Spatial Conservation Assessment for Balancing Avoidance of Impacts of Tilapia Introduction on Imperiled Fish Biodiversity with Economic Impacts to the Aquaculture Industry
Monica E. McGarrity
Abstract—Introduction of invasive species, whether deliberate or inadvertent, poses a significant, human-mediated threat to biodiversity that has the potential to exacerbate other anthropogenic impacts and contribute to declines in fish biodiversity. In general, invasive species share life history traits that contribute to their success, such as prolific reproduction and the ability to thrive in highly disturbed habitats. These traits inherently pose difficulties in managing these species. Prevention is widely recognized as the most effective—and often only—management strategy. From a regulatory perspective, prevention often takes the form of a blacklist of prohibited species based on risk assessments, and both the list and associated regulations are developed with input from key stakeholder groups. In the case of prohibited tilapia in Texas, a long-standing regulatory exception allowing possession of Mozambique Tilapia Oreochromis mossambicus for pond stocking is believed to have resulted in frequent, unlawful escapes into public waters that may pose a threat to fish species of greatest conservation need and jeopardize the success of conservation initiatives. Spatial conservation prioritization is a method gaining popularity for identifying areas where conservation actions may have the greatest positive benefit, yet the “knowing-doing gap” between science and implementation is commonly recognized as a hurdle that must be overcome. There is a need to develop science to better inform regulatory approaches to prevention and management of invasive species. This is a unique, and successful, case study that demonstrates potential for development and implementation of systematic conservation planning approaches to conservation action that addresses this need. Spatial conservation assessment using Zonation software was a component of the planning framework that facilitated identification of science-based, regulatory zones that consider potential economic impacts to commercial stakeholders.
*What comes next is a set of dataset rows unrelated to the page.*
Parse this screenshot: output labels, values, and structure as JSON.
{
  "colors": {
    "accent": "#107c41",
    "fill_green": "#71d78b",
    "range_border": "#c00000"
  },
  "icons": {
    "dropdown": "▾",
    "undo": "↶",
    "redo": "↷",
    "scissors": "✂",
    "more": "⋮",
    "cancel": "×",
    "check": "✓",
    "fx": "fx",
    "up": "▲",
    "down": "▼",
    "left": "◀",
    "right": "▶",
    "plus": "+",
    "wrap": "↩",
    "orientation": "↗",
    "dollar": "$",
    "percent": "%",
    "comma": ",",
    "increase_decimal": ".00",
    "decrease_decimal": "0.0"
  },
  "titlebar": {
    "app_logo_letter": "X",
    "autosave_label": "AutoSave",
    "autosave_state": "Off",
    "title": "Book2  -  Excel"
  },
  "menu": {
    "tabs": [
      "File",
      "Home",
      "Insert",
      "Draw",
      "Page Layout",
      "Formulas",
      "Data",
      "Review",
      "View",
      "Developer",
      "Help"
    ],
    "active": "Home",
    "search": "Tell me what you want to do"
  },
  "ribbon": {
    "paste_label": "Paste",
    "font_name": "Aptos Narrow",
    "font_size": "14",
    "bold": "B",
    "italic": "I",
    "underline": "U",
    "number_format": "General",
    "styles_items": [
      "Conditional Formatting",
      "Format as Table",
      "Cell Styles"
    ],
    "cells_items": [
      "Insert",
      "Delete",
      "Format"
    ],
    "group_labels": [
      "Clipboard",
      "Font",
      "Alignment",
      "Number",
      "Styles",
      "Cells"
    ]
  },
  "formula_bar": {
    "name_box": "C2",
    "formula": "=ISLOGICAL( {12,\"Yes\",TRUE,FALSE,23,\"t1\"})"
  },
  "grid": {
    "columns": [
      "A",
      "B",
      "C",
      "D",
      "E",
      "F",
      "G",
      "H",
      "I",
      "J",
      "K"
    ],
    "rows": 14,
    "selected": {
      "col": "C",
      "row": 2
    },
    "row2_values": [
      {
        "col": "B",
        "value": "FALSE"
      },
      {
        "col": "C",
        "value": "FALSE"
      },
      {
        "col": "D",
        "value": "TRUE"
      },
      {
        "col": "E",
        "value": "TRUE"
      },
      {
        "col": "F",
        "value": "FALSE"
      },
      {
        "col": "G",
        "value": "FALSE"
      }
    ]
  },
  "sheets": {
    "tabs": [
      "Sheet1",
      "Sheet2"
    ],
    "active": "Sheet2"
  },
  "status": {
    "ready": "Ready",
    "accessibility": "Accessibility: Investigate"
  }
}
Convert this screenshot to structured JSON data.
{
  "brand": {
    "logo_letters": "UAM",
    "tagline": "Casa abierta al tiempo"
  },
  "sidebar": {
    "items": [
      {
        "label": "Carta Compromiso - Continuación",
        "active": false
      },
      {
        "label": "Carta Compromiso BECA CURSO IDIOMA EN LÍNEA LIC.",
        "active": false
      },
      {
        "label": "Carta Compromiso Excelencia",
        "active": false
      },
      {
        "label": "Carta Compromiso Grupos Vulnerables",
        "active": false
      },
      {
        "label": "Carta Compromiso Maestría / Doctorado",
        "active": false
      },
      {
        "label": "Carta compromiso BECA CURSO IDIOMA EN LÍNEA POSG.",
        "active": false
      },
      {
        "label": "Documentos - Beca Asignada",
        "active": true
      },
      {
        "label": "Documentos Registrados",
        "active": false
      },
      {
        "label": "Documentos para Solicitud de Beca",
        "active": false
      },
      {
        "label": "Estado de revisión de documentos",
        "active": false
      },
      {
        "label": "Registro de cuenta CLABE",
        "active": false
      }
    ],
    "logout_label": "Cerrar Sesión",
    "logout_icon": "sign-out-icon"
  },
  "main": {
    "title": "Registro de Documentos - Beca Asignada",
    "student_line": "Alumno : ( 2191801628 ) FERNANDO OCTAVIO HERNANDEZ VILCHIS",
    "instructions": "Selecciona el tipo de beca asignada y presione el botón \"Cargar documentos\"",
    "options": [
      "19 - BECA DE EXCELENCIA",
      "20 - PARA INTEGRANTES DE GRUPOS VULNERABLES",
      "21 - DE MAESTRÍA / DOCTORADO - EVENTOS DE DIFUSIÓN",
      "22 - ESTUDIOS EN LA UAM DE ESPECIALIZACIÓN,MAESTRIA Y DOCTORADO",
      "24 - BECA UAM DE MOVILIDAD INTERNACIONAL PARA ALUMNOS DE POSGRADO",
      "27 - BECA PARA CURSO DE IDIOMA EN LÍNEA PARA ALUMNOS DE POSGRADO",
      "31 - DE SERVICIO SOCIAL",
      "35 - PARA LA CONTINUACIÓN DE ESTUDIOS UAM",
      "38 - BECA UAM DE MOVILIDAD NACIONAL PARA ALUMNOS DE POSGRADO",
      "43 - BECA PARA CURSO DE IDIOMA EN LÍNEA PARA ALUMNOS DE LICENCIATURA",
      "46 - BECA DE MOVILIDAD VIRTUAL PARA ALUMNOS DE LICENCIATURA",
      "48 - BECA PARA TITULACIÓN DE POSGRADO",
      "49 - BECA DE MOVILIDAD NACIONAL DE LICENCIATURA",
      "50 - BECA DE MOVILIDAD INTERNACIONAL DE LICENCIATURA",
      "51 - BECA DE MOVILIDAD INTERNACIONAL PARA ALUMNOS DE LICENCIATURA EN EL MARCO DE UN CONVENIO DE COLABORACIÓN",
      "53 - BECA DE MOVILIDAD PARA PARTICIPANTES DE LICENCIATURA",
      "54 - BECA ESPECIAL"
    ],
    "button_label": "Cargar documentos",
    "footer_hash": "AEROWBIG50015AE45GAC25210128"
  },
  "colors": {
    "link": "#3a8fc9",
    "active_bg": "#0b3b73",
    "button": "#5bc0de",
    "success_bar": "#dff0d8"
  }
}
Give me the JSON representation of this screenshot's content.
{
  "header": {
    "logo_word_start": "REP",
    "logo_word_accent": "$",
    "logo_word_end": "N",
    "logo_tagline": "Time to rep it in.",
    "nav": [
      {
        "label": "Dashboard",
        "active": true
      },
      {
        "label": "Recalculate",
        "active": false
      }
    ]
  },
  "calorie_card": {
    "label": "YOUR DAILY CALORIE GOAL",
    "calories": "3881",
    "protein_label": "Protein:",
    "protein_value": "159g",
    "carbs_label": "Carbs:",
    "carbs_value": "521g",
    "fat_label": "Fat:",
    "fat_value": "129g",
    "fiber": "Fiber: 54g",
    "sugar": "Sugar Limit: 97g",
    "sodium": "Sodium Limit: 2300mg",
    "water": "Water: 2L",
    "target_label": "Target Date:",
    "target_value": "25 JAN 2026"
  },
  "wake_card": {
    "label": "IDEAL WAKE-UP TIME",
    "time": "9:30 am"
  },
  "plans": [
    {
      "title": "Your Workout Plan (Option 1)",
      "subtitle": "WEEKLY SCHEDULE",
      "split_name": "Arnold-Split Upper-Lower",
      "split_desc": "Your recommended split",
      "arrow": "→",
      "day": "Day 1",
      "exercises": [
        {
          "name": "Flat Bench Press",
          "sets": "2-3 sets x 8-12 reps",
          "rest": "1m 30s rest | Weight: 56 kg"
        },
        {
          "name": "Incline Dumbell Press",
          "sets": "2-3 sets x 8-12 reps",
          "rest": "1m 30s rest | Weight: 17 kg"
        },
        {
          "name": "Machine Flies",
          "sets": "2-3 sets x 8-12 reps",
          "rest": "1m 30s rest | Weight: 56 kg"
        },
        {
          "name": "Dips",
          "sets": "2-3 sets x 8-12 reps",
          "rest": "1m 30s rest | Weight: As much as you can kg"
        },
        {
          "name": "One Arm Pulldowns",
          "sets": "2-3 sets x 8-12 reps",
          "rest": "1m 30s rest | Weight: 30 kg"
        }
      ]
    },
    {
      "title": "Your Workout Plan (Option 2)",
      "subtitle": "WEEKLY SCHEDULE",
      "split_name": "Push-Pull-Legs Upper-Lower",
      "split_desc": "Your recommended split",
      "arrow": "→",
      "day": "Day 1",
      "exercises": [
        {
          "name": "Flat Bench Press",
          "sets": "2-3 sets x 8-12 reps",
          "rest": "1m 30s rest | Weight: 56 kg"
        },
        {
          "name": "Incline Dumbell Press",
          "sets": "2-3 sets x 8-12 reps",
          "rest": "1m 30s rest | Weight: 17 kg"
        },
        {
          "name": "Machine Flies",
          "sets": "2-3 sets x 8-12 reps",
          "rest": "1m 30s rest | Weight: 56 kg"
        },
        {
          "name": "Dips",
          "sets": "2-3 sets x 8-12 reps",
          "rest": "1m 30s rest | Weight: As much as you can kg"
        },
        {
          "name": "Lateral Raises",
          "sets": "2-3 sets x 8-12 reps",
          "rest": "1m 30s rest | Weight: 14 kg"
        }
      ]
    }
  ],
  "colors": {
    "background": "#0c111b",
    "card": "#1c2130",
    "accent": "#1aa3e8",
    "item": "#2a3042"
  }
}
Feedback from these stakeholders, decision makers, and those tasked with enforcement was obtained and incorporated into development of a realistic, balanced regulatory approach to mitigating impacts of invasive tilapia escape on imperiled fishes in Texas.